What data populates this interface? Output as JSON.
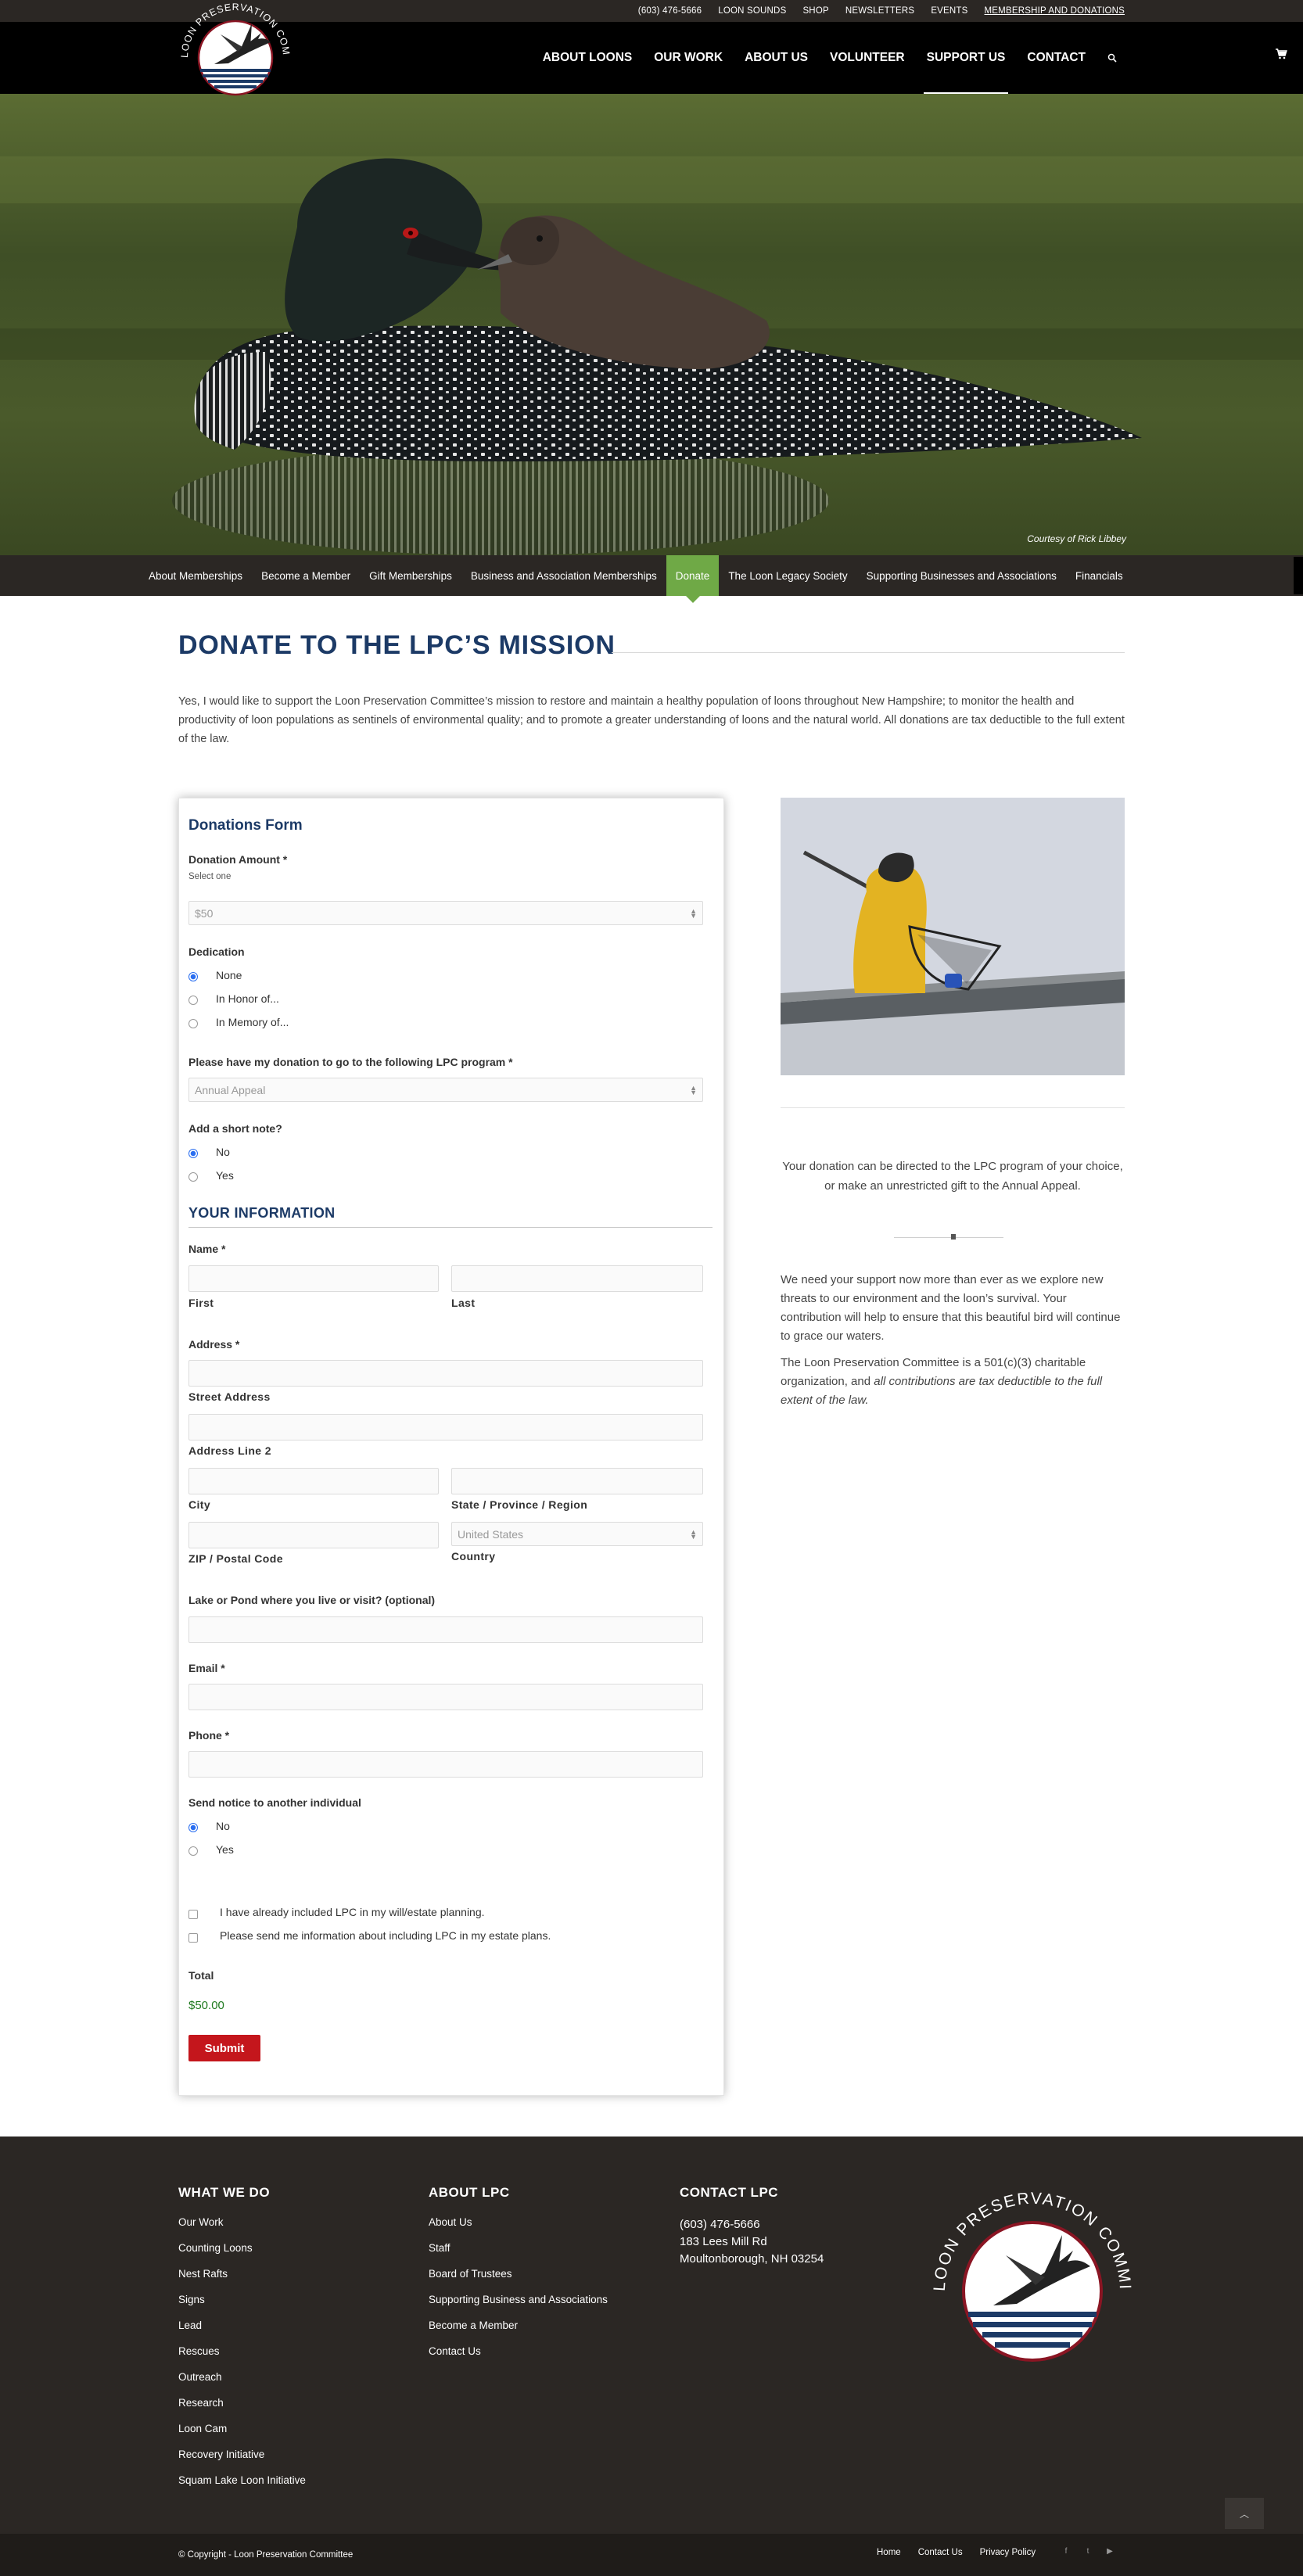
{
  "topbar": {
    "links": [
      "(603) 476-5666",
      "LOON SOUNDS",
      "SHOP",
      "NEWSLETTERS",
      "EVENTS",
      "MEMBERSHIP AND DONATIONS"
    ]
  },
  "logo": {
    "text": "LOON PRESERVATION COMMITTEE"
  },
  "mainnav": {
    "items": [
      "ABOUT LOONS",
      "OUR WORK",
      "ABOUT US",
      "VOLUNTEER",
      "SUPPORT US",
      "CONTACT"
    ],
    "active": "SUPPORT US",
    "search_icon": "search-icon",
    "cart_icon": "cart-icon"
  },
  "hero": {
    "credit": "Courtesy of Rick Libbey"
  },
  "subnav": {
    "items": [
      "About Memberships",
      "Become a Member",
      "Gift Memberships",
      "Business and Association Memberships",
      "Donate",
      "The Loon Legacy Society",
      "Supporting Businesses and Associations",
      "Financials"
    ],
    "active": "Donate"
  },
  "page": {
    "title": "DONATE TO THE LPC’S MISSION",
    "intro": "Yes, I would like to support the Loon Preservation Committee’s mission to restore and maintain a healthy population of loons throughout New Hampshire; to monitor the health and productivity of loon populations as sentinels of environmental quality; and to promote a greater understanding of loons and the natural world.  All donations are tax deductible to the full extent of the law."
  },
  "form": {
    "title": "Donations Form",
    "amount_label": "Donation Amount *",
    "amount_hint": "Select one",
    "amount_value": "$50",
    "dedication_label": "Dedication",
    "dedication_options": [
      "None",
      "In Honor of...",
      "In Memory of..."
    ],
    "dedication_selected": "None",
    "program_label": "Please have my donation to go to the following LPC program *",
    "program_value": "Annual Appeal",
    "note_label": "Add a short note?",
    "note_options": [
      "No",
      "Yes"
    ],
    "section_title": "YOUR INFORMATION",
    "name_label": "Name *",
    "first_label": "First",
    "last_label": "Last",
    "address_label": "Address *",
    "street_label": "Street Address",
    "line2_label": "Address Line 2",
    "city_label": "City",
    "state_label": "State / Province / Region",
    "zip_label": "ZIP / Postal Code",
    "country_label": "Country",
    "country_value": "United States",
    "lake_label": "Lake or Pond where you live or visit? (optional)",
    "email_label": "Email *",
    "phone_label": "Phone *",
    "notice_label": "Send notice to another individual",
    "notice_options": [
      "No",
      "Yes"
    ],
    "check1": "I have already included LPC in my will/estate planning.",
    "check2": "Please send me information about including LPC in my estate plans.",
    "total_label": "Total",
    "total_value": "$50.00",
    "submit": "Submit"
  },
  "sidebar": {
    "center_text": "Your donation can be directed to the LPC program of your choice, or make an unrestricted gift to the Annual Appeal.",
    "para1": "We need your support now more than ever as we explore new threats to our environment and the loon’s survival.  Your contribution will help to ensure that this beautiful bird will continue to grace our waters.",
    "para2_a": "The Loon Preservation Committee is a 501(c)(3) charitable organization, and ",
    "para2_b": "all contributions are tax deductible to the full extent of the law."
  },
  "footer": {
    "col1": {
      "title": "WHAT WE DO",
      "links": [
        "Our Work",
        "Counting Loons",
        "Nest Rafts",
        "Signs",
        "Lead",
        "Rescues",
        "Outreach",
        "Research",
        "Loon Cam",
        "Recovery Initiative",
        "Squam Lake Loon Initiative"
      ]
    },
    "col2": {
      "title": "ABOUT LPC",
      "links": [
        "About Us",
        "Staff",
        "Board of Trustees",
        "Supporting Business and Associations",
        "Become a Member",
        "Contact Us"
      ]
    },
    "col3": {
      "title": "CONTACT LPC",
      "phone": "(603) 476-5666",
      "street": "183 Lees Mill Rd",
      "city": "Moultonborough, NH 03254"
    },
    "logo_text": "LOON PRESERVATION COMMITTEE"
  },
  "bottombar": {
    "copyright": "© Copyright - Loon Preservation Committee",
    "links": [
      "Home",
      "Contact Us",
      "Privacy Policy"
    ],
    "social_icons": [
      "facebook-icon",
      "twitter-icon",
      "youtube-icon"
    ]
  },
  "colors": {
    "navy": "#1c3a66",
    "green": "#6fa946",
    "red": "#c4161c",
    "dark": "#2b2724"
  }
}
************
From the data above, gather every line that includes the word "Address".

### THE ANSWER:
    "address_label": "Address *",
    "street_label": "Street Address",
    "line2_label": "Address Line 2",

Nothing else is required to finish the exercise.